A lawyer has warned those daring friends to take part in the viral drinking game craze Neknominate could face charges of manslaughter.
Several deaths have been linked to the game, which has prompted lawyers to state those issuing the challenges may be liable for prosecution.
As 20-year-old Bradley Eames became the fifth victim to die as a consequence of Neknominate last week, IBTimes UK examines the rise of the online sensation, which has grown from a drinking game to a prosecutable offence in the UK.
January 2014: Australia and New Zealand
The term Neknominate began trending among young people in Australia and New Zealand, as videos of participants drinking excessive quantities of alcohol in bizarre situations appeared online.
Although the phenomenon was quickly branded "foolish" and the result of a global binge drinking culture, the Facebook group gathered thousands of likes in just a few weeks.
January 2014: Dangerous activies
As Neknominations garnered popularity, players posted videos of them participating in increasingly dangerous stunts. In one video, a man is seen pouring beer into a toilet, before his friends lift him up by his legs to drink it.

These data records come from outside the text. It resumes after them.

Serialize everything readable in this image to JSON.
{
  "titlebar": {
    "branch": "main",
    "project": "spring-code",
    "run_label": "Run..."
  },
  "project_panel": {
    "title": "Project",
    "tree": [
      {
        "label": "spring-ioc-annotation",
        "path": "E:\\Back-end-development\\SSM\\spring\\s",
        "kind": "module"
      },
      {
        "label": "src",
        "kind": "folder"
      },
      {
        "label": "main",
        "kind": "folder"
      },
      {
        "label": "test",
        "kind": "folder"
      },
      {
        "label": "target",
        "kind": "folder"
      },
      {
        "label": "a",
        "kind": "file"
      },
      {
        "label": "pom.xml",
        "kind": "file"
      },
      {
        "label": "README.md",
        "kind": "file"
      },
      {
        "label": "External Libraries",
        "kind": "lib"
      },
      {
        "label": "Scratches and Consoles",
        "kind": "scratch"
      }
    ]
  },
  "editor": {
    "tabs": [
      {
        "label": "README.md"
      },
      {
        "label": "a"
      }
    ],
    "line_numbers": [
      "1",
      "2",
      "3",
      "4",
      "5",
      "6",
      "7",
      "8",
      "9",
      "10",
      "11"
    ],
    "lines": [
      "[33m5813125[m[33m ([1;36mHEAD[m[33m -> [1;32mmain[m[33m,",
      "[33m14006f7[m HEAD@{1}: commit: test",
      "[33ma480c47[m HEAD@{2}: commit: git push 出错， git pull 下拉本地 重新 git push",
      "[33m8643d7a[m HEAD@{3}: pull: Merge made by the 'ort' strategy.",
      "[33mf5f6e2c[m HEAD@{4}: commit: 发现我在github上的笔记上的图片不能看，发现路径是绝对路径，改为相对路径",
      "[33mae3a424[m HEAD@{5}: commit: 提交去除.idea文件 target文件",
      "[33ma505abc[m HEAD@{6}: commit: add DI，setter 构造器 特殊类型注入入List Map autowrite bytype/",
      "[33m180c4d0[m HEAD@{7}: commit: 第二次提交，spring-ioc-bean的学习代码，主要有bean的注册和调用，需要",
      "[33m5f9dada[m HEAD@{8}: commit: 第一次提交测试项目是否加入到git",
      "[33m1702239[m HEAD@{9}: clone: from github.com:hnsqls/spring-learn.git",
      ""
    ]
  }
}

In another, drinkers can be seen drinking beers while dangling from a helicopter. Charities and alcohol awareness groups condemned the game for ignoring the risks of alcohol poisoning and alcohol-related accidents.
Professor Michael Farrell told the Sydney Morning Herald: "In general it looks like it could get people into a lot of trouble, with a lot of pressure to drink. It's competitive, heavy drinking, and that tends to end up with people coming to serious grief through alcohol poisoning."
January 2014: Road safety
While concerns were expressed over drinking and driving, another trend began to concern authorities. Videos of "skidnominate" showed drinkers doing burnouts, skids and other stunts in their cars, under the influence of alcohol.
Other videos showed Neknominate had taken to the road, as one man was seen riding a motorbike while drinking cans of beer. One man posted a clip of himself drinking while riding a skateboard into oncoming traffic.
February 2014: Two deaths in Ireland
Jonny Byrne, aged 19, was the first death to be attributed to a Neknominate dare. His body was recovered from the River Barrow in County Carlow on February 2nd, after he was seen entering the water near Milford Bridge after taking part in the game.
On the same day, officials in Dublin began investigating the death of a 22-year-old. A Garda spokesman said the death of Ross Cummins was not suspicious, yet media reports stated it was linked to the Neknominate phenomenon.
February 2014: Facebook page deactivated
Shortly after the deaths of Mr Byrne and Mr Cummins, the Neknominate Facebook page was taken down. Jonny's father, Joe Byrne, urged young people to reconsider taking part in the drinking game.
He said: "I'm pleading to every youngster to think of the things they are doing. It has cost my son his life. The whole family is devastated. Our lives will never be the same again. I hope this message is heeded because for us life is virtually over."
February 2014: Two Britons die after Neknominations
Issac Richardson, aged 20 from Colchester, Essex, and Stephen Brookes, aged 29 from Cardiff, were announced as the first Britons to die after taking part in the game. Richardson drank a bottle of white wine, mixed with a small bottle of vodka, some whisky and a can of lager, as a dare at a hostel in Woolwich, south-east London. He collapsed and was pronounced dead shortly afterwards on 9th February.
Brookes became ill after he drank a pint of vodka, which was filmed and the video posted online. He died in his sleep in a house in the Rumney area on February 10th.
February 2014: Third British man dies
Bradley Eames, aged 20, died after drinking two pints of Gordon's gin for a Neknomination. The salesman from Nottingham filmed himself drinking two large glasses of the neat spirit, telling his friends he had to "show who is boss".
His hands shook after the first pint, yet he continued to down the second. Afterwards, he turned to the camera and gave a thumbs up sign, saying: "Have fun". Days later he was found dead at an address in Sneinton, Nottingham.
February 2014: Legal action against challengers
Lawyer Julian Young told Wales Online that those nominating others to participate in a Neknominate dare could be prosecuted if it results in a death. According to Young, challengers can no longer claim they were unaware of the risks.
He said: "Any person would have to prove that the person who did the nomination knew with a degree of certainty what was likely to occur. At the beginning of this no-one knew what was going to happen."
Young added: "If a person knew, because of all the publicity and said, 'I have been watching it on the news, I nominated my mate and thought he would be all right but knew there was a risk' you could have grounds for a prosecution. It might be manslaughter."